When Cecil the lion, a star attraction in Zimbabwe’s Hwange National Park, was killed for sport in 2015, outrage followed. But there is scant attention for a far bigger threat to the king of the beasts than trophy hunting.
Lions are increasingly being destroyed for their bones, which are exported to China for use in a wine sold as an aphrodisiac. For centuries, tiger bones were used in bogus treatments, reputedly meant to boost male libidos. Now, however, as tiger numbers plummet because of habitat loss and poaching – with maybe as few as 3200 left in the wild – cheaper and more plentiful lion skeletons are being used.
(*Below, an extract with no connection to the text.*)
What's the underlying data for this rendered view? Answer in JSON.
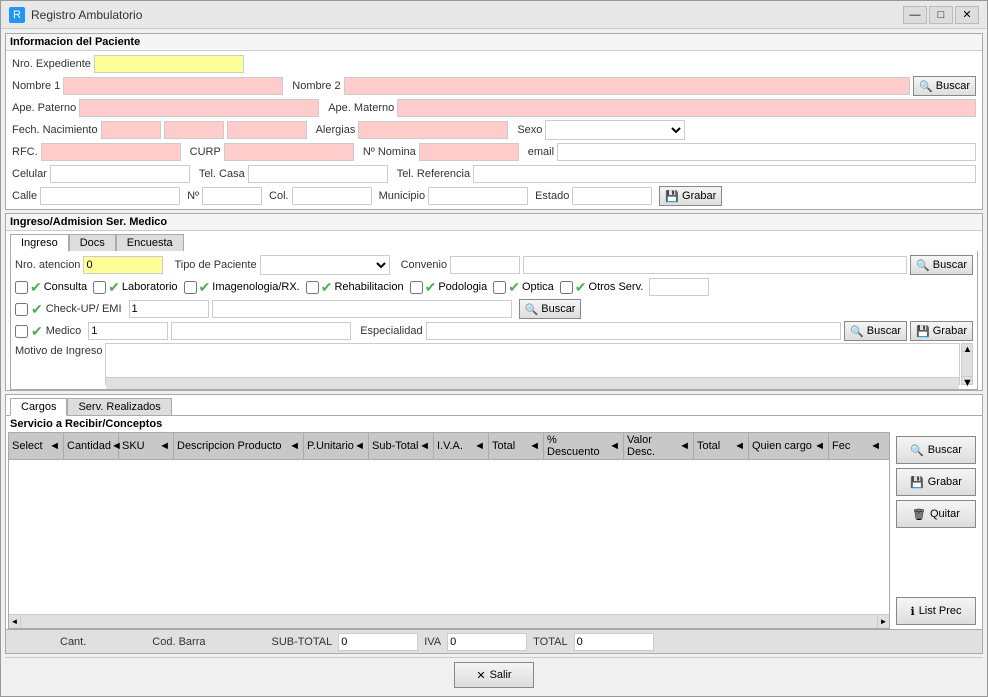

Proponents of this practice argue that the bones are not from wild animals, but from lions raised in southern Africa’s “canned lion” industry.